Hot on the Web

This column originally ran in ComputorEdge on August 30, 2002
(Issue 2035, Toys — Toddlers to Grannies)

It's only been a few months since we last visited the topic of spam in this column. And yet, just since May, the problem of unsolicited junk e-mail has grown exponentially worse.

I'm now getting dozens of spam messages a day, sometimes more. I have DSL service at home, so the time lost to downloading them isn't a factor – but for folks on dial-up, downloading all these unrequested, unwanted advertisements is not only a hassle, but a real expense.

Of course, the larger costs of spam are to be felt in the toll it takes on the entire Internet system – all the server resources wasted on shuttling spam to folks who don't want it, the resources committed to blocking spam, the bandwidth sucked up by spam.

The problem of spam is starting to reach critical mass – it's getting to the point where if something isn't done, the Internet will stop growing and become stagnant.

Fighting back

While in my last column addressing spam I provided links to some good anti-spam web sites, it turns out that I may have missed the best one: Spamhaus.

The folks at Spamhaus maintain a database of IP addresses of known spammers; Internet service providers can use this database to simply block any and all e-mail from those servers in order to protect their subscribers. (If you're getting a lot of spam, you might want to let your ISP know about the Spamhaus list.)

You can also see if your ISP hosts any spammers – useful as a gauge against which to judge your ISP's advertised anti-spam protections.

ISPs that are serious about protecting their customers from spam have increasingly powerful options from which to choose. Brightmail offers a suite of products designed to block spam – and while they are one of the largest, there are others.

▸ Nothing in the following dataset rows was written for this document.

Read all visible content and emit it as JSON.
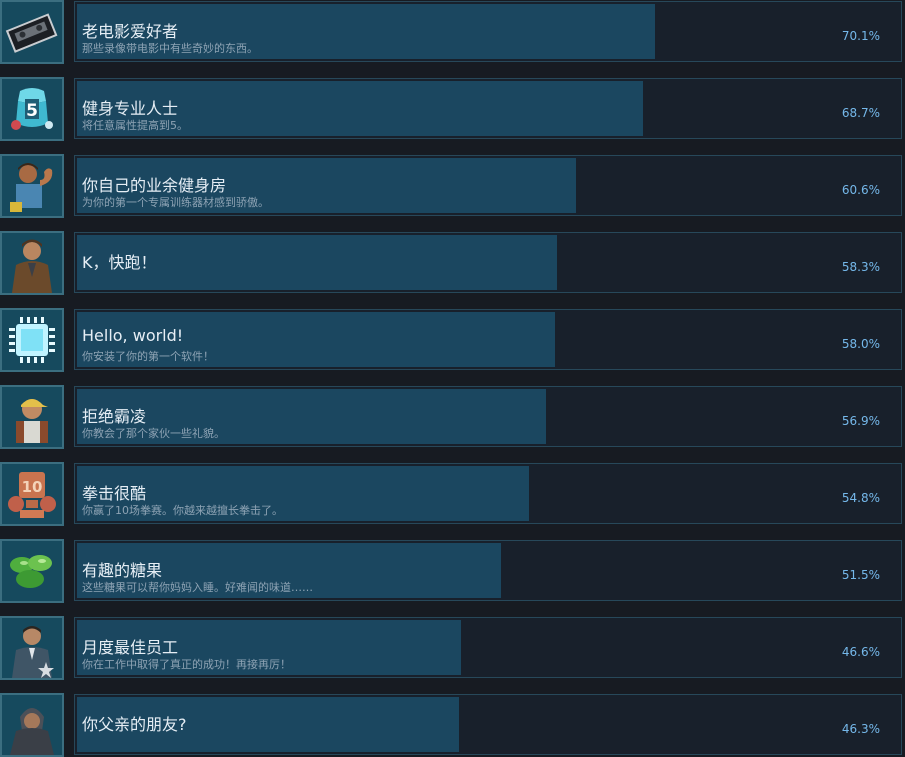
{
  "achievements": [
    {
      "id": "vhs",
      "title": "老电影爱好者",
      "desc": "那些录像带电影中有些奇妙的东西。",
      "percent_label": "70.1%",
      "percent": 70.1,
      "icon": "vhs-tape-icon"
    },
    {
      "id": "fit",
      "title": "健身专业人士",
      "desc": "将任意属性提高到5。",
      "percent_label": "68.7%",
      "percent": 68.7,
      "icon": "stat-five-icon"
    },
    {
      "id": "gym",
      "title": "你自己的业余健身房",
      "desc": "为你的第一个专属训练器材感到骄傲。",
      "percent_label": "60.6%",
      "percent": 60.6,
      "icon": "muscle-man-icon"
    },
    {
      "id": "run",
      "title": "K，快跑！",
      "desc": "",
      "percent_label": "58.3%",
      "percent": 58.3,
      "icon": "coat-man-icon"
    },
    {
      "id": "hello",
      "title": "Hello, world!",
      "desc": "你安装了你的第一个软件！",
      "percent_label": "58.0%",
      "percent": 58.0,
      "icon": "chip-icon"
    },
    {
      "id": "bully",
      "title": "拒绝霸凌",
      "desc": "你教会了那个家伙一些礼貌。",
      "percent_label": "56.9%",
      "percent": 56.9,
      "icon": "cap-man-icon"
    },
    {
      "id": "boxing",
      "title": "拳击很酷",
      "desc": "你赢了10场拳赛。你越来越擅长拳击了。",
      "percent_label": "54.8%",
      "percent": 54.8,
      "icon": "boxing-trophy-icon"
    },
    {
      "id": "candy",
      "title": "有趣的糖果",
      "desc": "这些糖果可以帮你妈妈入睡。好难闻的味道……",
      "percent_label": "51.5%",
      "percent": 51.5,
      "icon": "green-candy-icon"
    },
    {
      "id": "employee",
      "title": "月度最佳员工",
      "desc": "你在工作中取得了真正的成功！再接再厉！",
      "percent_label": "46.6%",
      "percent": 46.6,
      "icon": "suit-man-icon"
    },
    {
      "id": "friend",
      "title": "你父亲的朋友?",
      "desc": "",
      "percent_label": "46.3%",
      "percent": 46.3,
      "icon": "hooded-man-icon"
    }
  ]
}
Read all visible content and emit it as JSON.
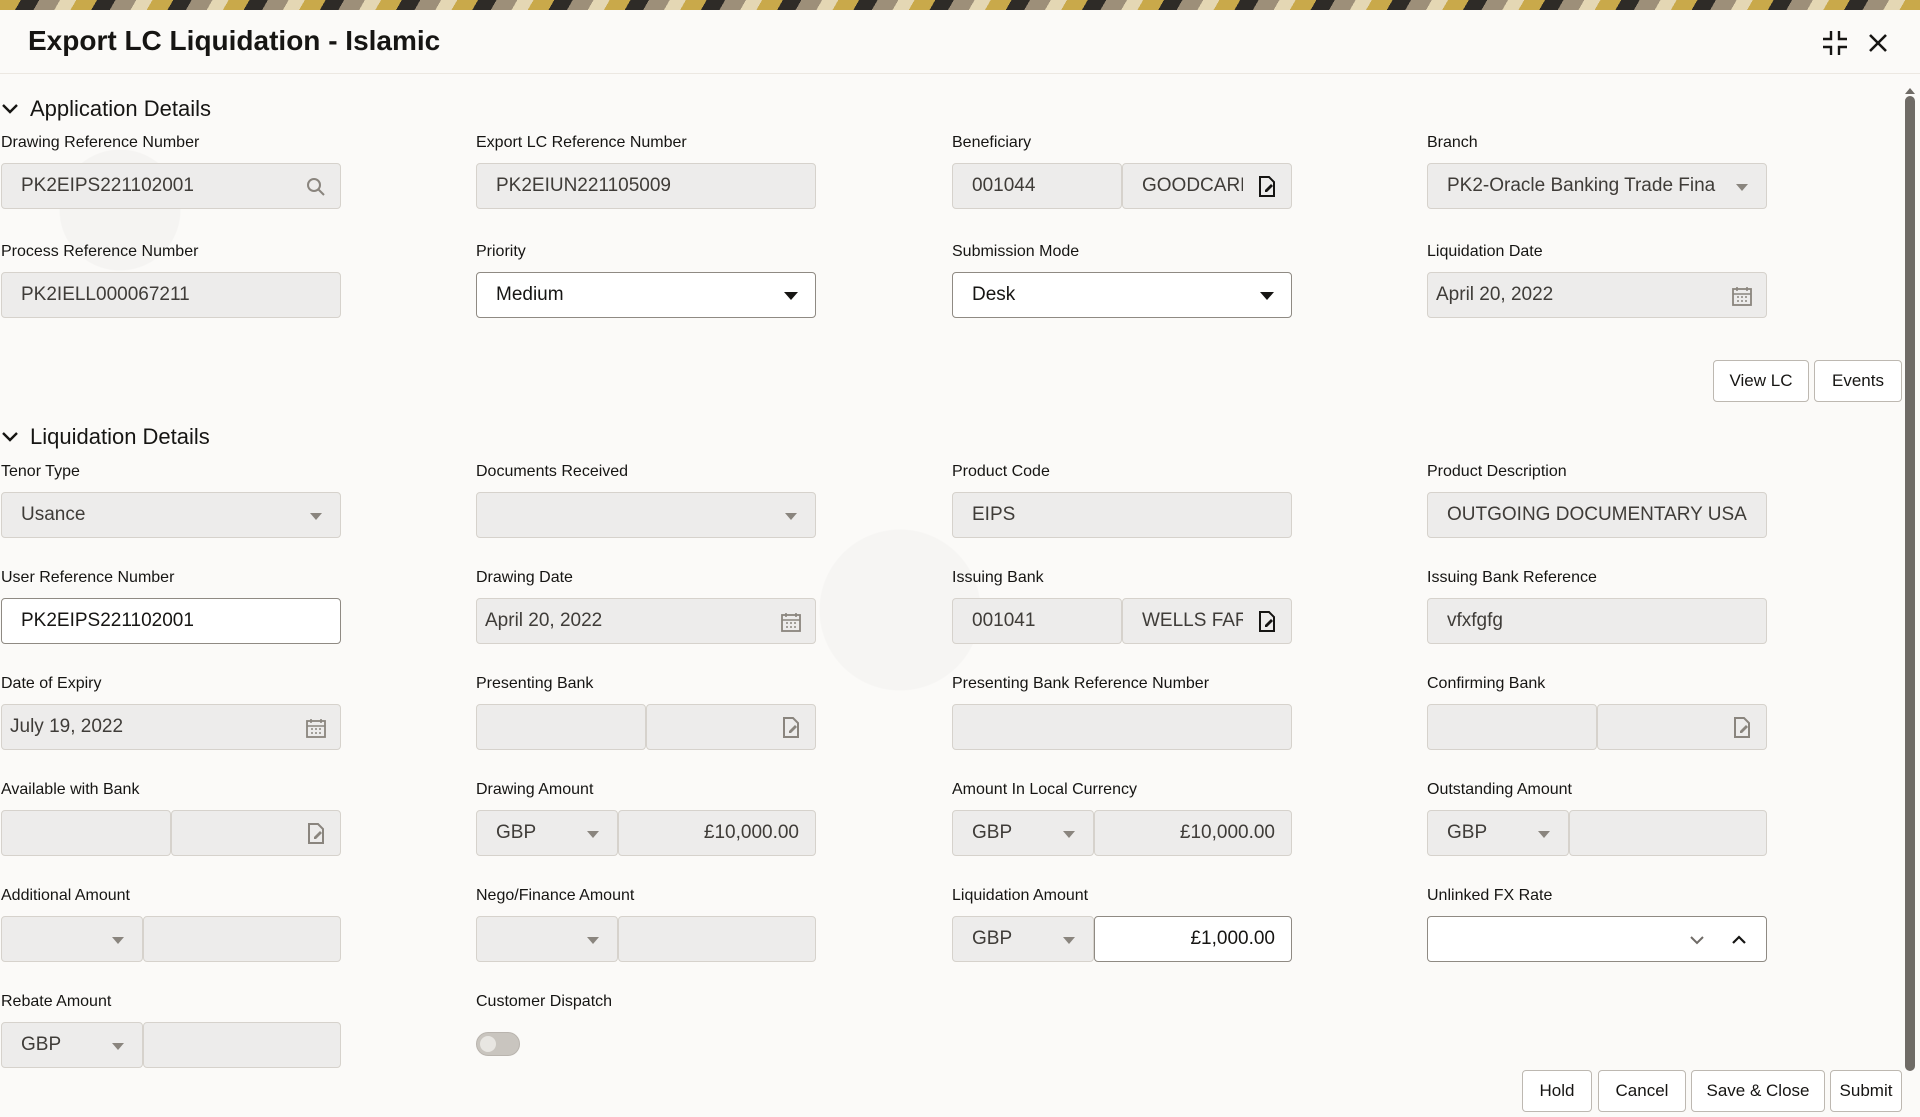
{
  "window": {
    "title": "Export LC Liquidation - Islamic"
  },
  "sections": {
    "application": "Application Details",
    "liquidation": "Liquidation Details"
  },
  "application": {
    "drawing_ref": {
      "label": "Drawing Reference Number",
      "value": "PK2EIPS221102001"
    },
    "export_lc_ref": {
      "label": "Export LC Reference Number",
      "value": "PK2EIUN221105009"
    },
    "beneficiary": {
      "label": "Beneficiary",
      "id": "001044",
      "name": "GOODCARE"
    },
    "branch": {
      "label": "Branch",
      "value": "PK2-Oracle Banking Trade Fina"
    },
    "process_ref": {
      "label": "Process Reference Number",
      "value": "PK2IELL000067211"
    },
    "priority": {
      "label": "Priority",
      "value": "Medium"
    },
    "submission_mode": {
      "label": "Submission Mode",
      "value": "Desk"
    },
    "liquidation_date": {
      "label": "Liquidation Date",
      "value": "April 20, 2022"
    }
  },
  "actions": {
    "view_lc": "View LC",
    "events": "Events"
  },
  "liquidation": {
    "tenor_type": {
      "label": "Tenor Type",
      "value": "Usance"
    },
    "documents_received": {
      "label": "Documents Received",
      "value": ""
    },
    "product_code": {
      "label": "Product Code",
      "value": "EIPS"
    },
    "product_description": {
      "label": "Product Description",
      "value": "OUTGOING DOCUMENTARY USANCE"
    },
    "user_ref": {
      "label": "User Reference Number",
      "value": "PK2EIPS221102001"
    },
    "drawing_date": {
      "label": "Drawing Date",
      "value": "April 20, 2022"
    },
    "issuing_bank": {
      "label": "Issuing Bank",
      "id": "001041",
      "name": "WELLS FAR"
    },
    "issuing_bank_ref": {
      "label": "Issuing Bank Reference",
      "value": "vfxfgfg"
    },
    "date_of_expiry": {
      "label": "Date of Expiry",
      "value": "July 19, 2022"
    },
    "presenting_bank": {
      "label": "Presenting Bank",
      "id": "",
      "name": ""
    },
    "presenting_bank_ref": {
      "label": "Presenting Bank Reference Number",
      "value": ""
    },
    "confirming_bank": {
      "label": "Confirming Bank",
      "id": "",
      "name": ""
    },
    "available_with_bank": {
      "label": "Available with Bank",
      "id": "",
      "name": ""
    },
    "drawing_amount": {
      "label": "Drawing Amount",
      "currency": "GBP",
      "value": "£10,000.00"
    },
    "amount_local": {
      "label": "Amount In Local Currency",
      "currency": "GBP",
      "value": "£10,000.00"
    },
    "outstanding_amount": {
      "label": "Outstanding Amount",
      "currency": "GBP",
      "value": ""
    },
    "additional_amount": {
      "label": "Additional Amount",
      "currency": "",
      "value": ""
    },
    "nego_finance_amount": {
      "label": "Nego/Finance Amount",
      "currency": "",
      "value": ""
    },
    "liquidation_amount": {
      "label": "Liquidation Amount",
      "currency": "GBP",
      "value": "£1,000.00"
    },
    "unlinked_fx_rate": {
      "label": "Unlinked FX Rate",
      "value": ""
    },
    "rebate_amount": {
      "label": "Rebate Amount",
      "currency": "GBP",
      "value": ""
    },
    "customer_dispatch": {
      "label": "Customer Dispatch",
      "enabled": false
    }
  },
  "footer": {
    "hold": "Hold",
    "cancel": "Cancel",
    "save_close": "Save & Close",
    "submit": "Submit"
  },
  "colors": {
    "field_bg": "#edeceb",
    "active_bg": "#ffffff",
    "text": "#161513"
  }
}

Civil libertarians are not all that keen on spam blacklists, though. They argue, with some justification, that innocent folks can get caught up in these spam lists – either through human error, or an inadvertent guilt through association in which your ISP also hosts spammers.

There are many in the civil liberties crowd who argue that spam is the price we must pay for a free and open Internet.

On the other hand, if spam is able to bring down parts of the Internet, denying its use to everyone else, then does the argument still hold?

A more radical change

As spammers have grown ever more successful at evading the various filters and blacklists, it might be time to ponder a more basic change to the entire e-mail system.

E-mail was invented, after all, before the Internet, when only users on a single computer could send each other messaegs. And even when Ray Tomlinson sent the world's first Internet e-mail in 1971, no one envisioned the development of the World Wide Web or the corporate explosion online.

Three decades later, Tomlinson's technology has become – quite simply – outdated by events. Not to take away from the pure brilliance of the cross-platform e-mail solution Tomlinson developed, but the rise in spam makes clear that simply banning it or trying to block it are not going to work.

Perhaps it is time for a new e-mail protocol that would be built around a key-activated permission code. In other words, only those with a copy of your personal key could send you e-mail.

I'm thinking of an e-mail system built along the lines of like Phil Zimmerman's old encrypting software Pretty Good Privacy. Zimmerman developed a key-encryption system in which no one could open your locked files unless they had your key – and you had authorized theirs.

The feds hated it because they couldn't open any files of yours they'd seized unless you gave them the encryption key. But PGP worked – still does, too.

By having a key-encrypted e-mail authorization system, we could prevent almost all spam. Of course, there would be a trade-off – there always is in life. It would be harder to set up new e-mail relationships with folks – you'd have to give them your key as well as your e-mail address. Businesses could still use forms on their Web sites to allow customers to e-mail them without the key – although I'm sure myriad other challenges would await.

And how do we know that the spammers wouldn't just buy keys along with e-mail addresses?

If I'm remembering correctly, simply having a key wasn't enough to open a PGP-encrypted file – your key had to also have been added to the mix by the person who originally saved the file. So if you didn't have the right set of two keys, the file remained locked.

This way, even if your e-mail key was stolen, as long as you didn't authorize any unknown keys to your account, nobody could send you unsolicited e-mail.

I'm not suggesting such a system would be easy to develop or propagate across the 'Net. But it does seem technically feasible – and if the spam keeps getting worse, the inconvenience of the system might not seem too bad in comparison.